  23. Muscles of Breathing - Expiration Quiet Breathing • Passive process • Depends on the elasticity of the lungs • Muscles of inspiration relax • The rib cage descends • The lungs recoil • ↓ intrapulmonary volume • ↑ intrapulmonary pressure • Alveoli are compressed, thus forcing air out of the lungs

  24. Muscles of Breathing - Expiration Forced Expiration • It is an active process • Occurs in activities such as blowing up a balloon, exercising, or yelling • Abdominal wall muscles are involved in forced expiration • Function to ↑ the pressure in the abdominal cavity forcing the abdominal organs upward against the diaphragm • ↓ volume of the thoracic cavity • ↑ pressure in the thoracic cavity • Air is forced out of the lungs

  25. Factors Affecting Pulmonary Ventilation Lung compliance • The ease with which the lungs may be expanded, stretched, or inflated • Depends primarily on the elasticity of the lung tissue • Elasticity refers to the ability of the lung to recoil after it has been inflated

  26. Factors Affecting Pulmonary Ventilation • Lung and thoracic cavity tissue has a natural tendency to recoil, or become smaller • Lung recoil is essential for normal expiration and depends on the fibroelastic qualities of lung tissue • In normal lungs there is a balance between compliance and elasticity
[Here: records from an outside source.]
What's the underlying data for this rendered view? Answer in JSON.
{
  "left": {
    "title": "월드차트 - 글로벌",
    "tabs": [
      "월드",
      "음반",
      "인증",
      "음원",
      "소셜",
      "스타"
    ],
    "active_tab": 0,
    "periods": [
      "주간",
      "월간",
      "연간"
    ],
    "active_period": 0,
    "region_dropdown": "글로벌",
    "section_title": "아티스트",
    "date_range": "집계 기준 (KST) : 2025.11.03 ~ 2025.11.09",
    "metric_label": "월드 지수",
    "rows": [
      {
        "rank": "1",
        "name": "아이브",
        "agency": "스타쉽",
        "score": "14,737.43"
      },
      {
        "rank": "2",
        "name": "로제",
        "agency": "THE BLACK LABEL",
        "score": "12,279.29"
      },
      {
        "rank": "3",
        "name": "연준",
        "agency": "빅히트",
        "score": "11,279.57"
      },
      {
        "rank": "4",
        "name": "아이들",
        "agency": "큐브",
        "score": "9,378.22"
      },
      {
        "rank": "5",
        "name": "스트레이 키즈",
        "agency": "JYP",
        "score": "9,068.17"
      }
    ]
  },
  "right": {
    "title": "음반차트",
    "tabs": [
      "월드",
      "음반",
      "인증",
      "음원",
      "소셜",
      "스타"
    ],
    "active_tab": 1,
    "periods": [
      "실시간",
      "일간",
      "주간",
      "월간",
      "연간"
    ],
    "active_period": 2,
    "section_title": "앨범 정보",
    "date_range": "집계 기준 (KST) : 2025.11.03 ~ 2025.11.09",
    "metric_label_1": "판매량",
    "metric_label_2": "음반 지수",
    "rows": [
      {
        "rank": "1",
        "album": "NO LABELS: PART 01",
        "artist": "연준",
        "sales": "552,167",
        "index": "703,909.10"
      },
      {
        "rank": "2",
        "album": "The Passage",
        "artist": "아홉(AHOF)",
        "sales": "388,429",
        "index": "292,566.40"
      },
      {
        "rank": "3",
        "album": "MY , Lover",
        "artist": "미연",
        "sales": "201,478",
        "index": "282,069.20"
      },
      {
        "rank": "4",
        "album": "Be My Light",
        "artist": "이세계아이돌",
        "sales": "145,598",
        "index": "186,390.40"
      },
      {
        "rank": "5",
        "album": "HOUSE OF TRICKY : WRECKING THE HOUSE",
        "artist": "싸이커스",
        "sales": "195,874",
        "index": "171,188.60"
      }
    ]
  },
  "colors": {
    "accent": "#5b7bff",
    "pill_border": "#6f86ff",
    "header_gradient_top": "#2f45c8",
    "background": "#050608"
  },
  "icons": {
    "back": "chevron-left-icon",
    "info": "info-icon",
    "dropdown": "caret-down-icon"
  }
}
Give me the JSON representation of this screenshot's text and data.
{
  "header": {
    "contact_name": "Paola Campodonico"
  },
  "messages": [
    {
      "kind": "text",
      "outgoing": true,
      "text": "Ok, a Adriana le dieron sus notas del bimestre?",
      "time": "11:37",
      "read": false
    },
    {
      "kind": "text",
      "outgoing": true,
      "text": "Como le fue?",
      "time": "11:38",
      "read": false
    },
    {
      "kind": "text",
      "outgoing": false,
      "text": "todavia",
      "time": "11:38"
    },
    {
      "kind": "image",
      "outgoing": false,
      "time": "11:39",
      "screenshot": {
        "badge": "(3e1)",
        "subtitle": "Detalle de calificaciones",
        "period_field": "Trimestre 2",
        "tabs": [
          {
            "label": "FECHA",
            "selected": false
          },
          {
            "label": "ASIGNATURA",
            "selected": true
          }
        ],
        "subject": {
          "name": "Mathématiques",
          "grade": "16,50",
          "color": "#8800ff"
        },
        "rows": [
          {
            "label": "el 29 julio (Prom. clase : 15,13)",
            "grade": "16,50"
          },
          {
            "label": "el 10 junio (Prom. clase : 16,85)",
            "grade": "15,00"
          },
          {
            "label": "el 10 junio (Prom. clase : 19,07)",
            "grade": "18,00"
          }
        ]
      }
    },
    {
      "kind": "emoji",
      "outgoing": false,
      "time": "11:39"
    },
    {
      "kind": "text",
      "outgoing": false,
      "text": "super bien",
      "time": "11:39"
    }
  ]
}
  27. Factors Affecting Pulmonary Ventilation • Recoil pressure is inversely proportional to compliance • Increased compliance results in decreased recoil • Example: Emphysema • Results in difficulty resuming the shape of the lung during exhalation • Decreased compliance results in increased recoil • Example: Cysitc fibrosis • Results in difficulty expanding the lung because of increased fibrous tissue and mucous

  28. Factors Affecting Pulmonary Ventilation Airway Resistance • Opposition to air flow in the respiratory passageways • Resistance and air flow are inversely related • ↑ airway resistance = ↓ air flow (and vice versa) • Airway resistance is most affected by changes in the diameter of the bronchioles • ↓ diameter of the bronchioles = ↑ airway resistance • Examples: • Asthma • Bronchiospasm during an allergic reaction • A high resistance to air flow produces a greater energy cost of breathing

  29. The Respiratory System: Gas Exchange and Regulation of Breathing Jennifer L. Doherty, MS, ATC Department of Health, Physical Education, and Recreation Florida International University

  30. Diffusion of Gases Partial Pressure of Gases (Pgas) • Concentration of gases in a mixture (air) • Gases move from areas of high partial pressure to areas of low partial pressure • Movement of gases also occurs between cells and the blood in the capillaries • Movement of gases occurs between blood in the pulmonary capillaries and the air within the alveoli • Movement of gasses is by diffusion across the respiratory membrane of the alveoli